WASHINGTON, D.C.—Coronaviruses, similar to SARS-CoV-2, can survive on meat for extended periods of time at high concentrations at both refrigerated and frozen temperatures, finds a new study published in Applied and Environmental Microbiology.
The study assessed the survival of the virus bacteriophage phi 6 and the animal coronaviruses murine hepatitis virus (MHV) and transmissible gastroenteritis virus (TGEV) on beef, pork, chicken, and salmon stored at both refrigerated (4°C) and frozen (-20°C) temperatures over a 30-day time period. The researchers found that all viruses survived on the meat and fish products to varying extents at both 4°C and -20°C for the full 30-day period.
“The ability of SARS-CoV-2 surrogates and animal coronaviruses to survive on some meat and fish products when stored refrigerated or frozen is a significant and concerning finding,” says study co-author Emily S. Bailey, PhD, an assistant professor in the department of public health at Campbell University in North Carolina.
Phi 6 has been previously evaluated as a surrogate for multiple virus pathogens, including coronaviruses such as SARS-CoV-2. MHV and TGEV have also been used as coronavirus surrogates in virus survival studies due to their similarities to SARS-CoV-2.
“As many cases of SARS-CoV-2 have been linked to meat processing plants, it may be that conditions in live animal markets and slaughterhouses or meat processing plant procedures transfer viral particles to meat, poultry, and seafood during animal slaughter, processing, storage, or transport,” says the study.
The authors say that as reports continue to emerge about the potential spread of SARS-CoV-2 through contaminated food products and the continued emergence of variants of concern, a greater understanding of the survival of these viruses at low temperatures on meat and fish products as well as other foods is needed and should be encouraged.
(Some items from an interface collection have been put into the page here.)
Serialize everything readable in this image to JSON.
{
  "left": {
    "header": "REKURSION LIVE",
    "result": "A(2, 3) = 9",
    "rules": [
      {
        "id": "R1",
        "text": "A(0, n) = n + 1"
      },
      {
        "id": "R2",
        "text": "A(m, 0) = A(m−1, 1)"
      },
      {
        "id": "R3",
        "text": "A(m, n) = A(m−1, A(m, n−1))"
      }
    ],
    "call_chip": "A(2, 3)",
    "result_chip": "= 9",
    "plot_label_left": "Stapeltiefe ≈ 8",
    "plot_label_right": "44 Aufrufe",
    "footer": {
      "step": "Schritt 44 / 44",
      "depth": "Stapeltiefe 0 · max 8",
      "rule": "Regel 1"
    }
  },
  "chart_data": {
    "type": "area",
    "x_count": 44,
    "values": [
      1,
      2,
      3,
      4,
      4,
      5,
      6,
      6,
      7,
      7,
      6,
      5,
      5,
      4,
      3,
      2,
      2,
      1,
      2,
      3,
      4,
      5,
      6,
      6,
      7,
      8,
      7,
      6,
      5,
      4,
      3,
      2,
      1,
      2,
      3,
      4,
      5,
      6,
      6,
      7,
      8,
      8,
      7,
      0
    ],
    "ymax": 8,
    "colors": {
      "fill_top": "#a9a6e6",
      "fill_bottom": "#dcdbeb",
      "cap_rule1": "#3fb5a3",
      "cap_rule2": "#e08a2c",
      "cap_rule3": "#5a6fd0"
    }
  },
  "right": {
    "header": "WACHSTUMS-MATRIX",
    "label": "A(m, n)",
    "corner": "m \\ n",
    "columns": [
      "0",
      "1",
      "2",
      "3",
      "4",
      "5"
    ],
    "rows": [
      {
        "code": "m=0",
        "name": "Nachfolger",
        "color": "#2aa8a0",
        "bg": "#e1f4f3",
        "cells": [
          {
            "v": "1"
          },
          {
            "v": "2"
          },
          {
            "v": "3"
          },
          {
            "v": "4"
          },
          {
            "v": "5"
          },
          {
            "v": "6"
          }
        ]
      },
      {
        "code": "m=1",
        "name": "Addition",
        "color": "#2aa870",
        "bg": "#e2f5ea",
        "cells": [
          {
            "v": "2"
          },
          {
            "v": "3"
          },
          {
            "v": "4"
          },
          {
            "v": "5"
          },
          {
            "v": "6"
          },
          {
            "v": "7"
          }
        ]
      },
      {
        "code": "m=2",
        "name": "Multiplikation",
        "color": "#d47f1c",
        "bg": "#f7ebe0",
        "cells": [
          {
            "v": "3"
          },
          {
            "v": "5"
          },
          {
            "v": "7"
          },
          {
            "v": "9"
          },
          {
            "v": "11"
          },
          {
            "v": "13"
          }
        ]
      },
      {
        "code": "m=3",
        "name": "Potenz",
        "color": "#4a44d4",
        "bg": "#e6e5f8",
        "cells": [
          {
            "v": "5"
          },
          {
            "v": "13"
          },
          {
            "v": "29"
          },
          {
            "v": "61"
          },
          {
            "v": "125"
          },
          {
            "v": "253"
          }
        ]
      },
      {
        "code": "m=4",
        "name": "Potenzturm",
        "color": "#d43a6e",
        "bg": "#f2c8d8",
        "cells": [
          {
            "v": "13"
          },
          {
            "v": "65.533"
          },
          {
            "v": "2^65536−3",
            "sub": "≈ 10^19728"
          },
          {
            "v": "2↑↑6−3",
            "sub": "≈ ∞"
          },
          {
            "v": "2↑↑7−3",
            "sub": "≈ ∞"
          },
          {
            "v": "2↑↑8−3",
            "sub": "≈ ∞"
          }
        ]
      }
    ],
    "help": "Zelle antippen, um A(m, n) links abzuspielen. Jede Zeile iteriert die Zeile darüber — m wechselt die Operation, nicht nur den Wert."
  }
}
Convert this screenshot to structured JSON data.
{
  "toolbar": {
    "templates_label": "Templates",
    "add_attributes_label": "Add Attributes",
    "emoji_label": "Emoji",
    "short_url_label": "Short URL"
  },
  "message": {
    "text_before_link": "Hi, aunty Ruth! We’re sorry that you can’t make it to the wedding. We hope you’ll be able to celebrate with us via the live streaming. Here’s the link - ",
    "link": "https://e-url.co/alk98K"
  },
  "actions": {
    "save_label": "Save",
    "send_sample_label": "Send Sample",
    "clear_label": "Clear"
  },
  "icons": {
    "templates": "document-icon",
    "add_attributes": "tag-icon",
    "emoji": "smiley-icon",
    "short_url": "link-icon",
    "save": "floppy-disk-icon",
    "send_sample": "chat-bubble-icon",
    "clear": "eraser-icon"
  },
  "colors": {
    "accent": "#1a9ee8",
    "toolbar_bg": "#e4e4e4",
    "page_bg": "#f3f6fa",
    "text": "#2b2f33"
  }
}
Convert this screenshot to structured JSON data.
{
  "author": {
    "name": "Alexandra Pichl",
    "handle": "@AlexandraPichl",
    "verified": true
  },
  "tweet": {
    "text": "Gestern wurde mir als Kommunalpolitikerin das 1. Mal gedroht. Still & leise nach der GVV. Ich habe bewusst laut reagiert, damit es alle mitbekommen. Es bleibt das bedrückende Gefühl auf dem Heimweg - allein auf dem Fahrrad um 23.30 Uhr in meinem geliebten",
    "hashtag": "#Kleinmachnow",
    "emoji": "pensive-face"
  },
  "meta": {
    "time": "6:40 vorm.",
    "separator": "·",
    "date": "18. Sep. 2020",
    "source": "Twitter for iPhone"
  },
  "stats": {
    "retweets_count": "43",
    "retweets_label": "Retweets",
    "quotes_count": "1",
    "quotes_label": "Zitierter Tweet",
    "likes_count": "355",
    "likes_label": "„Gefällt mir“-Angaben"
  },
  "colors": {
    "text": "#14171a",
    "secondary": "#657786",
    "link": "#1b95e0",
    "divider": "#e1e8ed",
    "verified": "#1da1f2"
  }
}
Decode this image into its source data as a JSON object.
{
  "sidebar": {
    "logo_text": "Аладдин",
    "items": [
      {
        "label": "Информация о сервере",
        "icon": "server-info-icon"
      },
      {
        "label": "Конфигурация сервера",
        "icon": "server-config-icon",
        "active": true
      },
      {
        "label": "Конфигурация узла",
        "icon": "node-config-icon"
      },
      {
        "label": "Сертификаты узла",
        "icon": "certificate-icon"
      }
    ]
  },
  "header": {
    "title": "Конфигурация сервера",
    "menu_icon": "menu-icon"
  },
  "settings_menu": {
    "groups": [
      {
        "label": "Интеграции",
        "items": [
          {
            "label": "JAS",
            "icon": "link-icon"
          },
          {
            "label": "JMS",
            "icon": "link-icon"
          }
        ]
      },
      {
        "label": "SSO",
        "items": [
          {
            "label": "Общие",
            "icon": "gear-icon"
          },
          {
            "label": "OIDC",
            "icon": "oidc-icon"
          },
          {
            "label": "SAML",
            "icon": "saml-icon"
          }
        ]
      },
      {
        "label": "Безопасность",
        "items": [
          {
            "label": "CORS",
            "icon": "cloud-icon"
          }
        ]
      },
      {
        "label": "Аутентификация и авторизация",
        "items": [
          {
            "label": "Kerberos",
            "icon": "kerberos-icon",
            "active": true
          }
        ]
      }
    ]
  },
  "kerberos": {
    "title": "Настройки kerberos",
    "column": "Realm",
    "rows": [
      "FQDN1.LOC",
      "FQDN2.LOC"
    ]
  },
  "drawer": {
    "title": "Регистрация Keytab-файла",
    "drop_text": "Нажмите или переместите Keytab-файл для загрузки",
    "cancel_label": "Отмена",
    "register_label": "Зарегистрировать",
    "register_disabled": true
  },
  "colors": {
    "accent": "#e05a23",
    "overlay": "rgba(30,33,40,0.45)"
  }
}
A Physicians Committee lawsuit would compel the U.S. Department of Agriculture to require slaughterhouses to test meat and poultry for SARS-CoV-2 prior to making it available for sale and distribute to grocery stores notices that warn consumers of the potential presence of SARS-CoV-2 on meat and poultry products. The lawsuit is still under consideration, despite the USDA asking a federal court to dismiss it.
Dr. Bailey will present her findings at the Physicians Committee for Responsible Medicine’s International Conference on Nutrition in Medicine taking place in Washington, D.C., from Aug. 18-20.
Founded in 1985, the Physicians Committee for Responsible Medicine is a nonprofit organization that promotes preventive medicine, conducts clinical research, and encourages higher standards for ethics and effectiveness in education and research.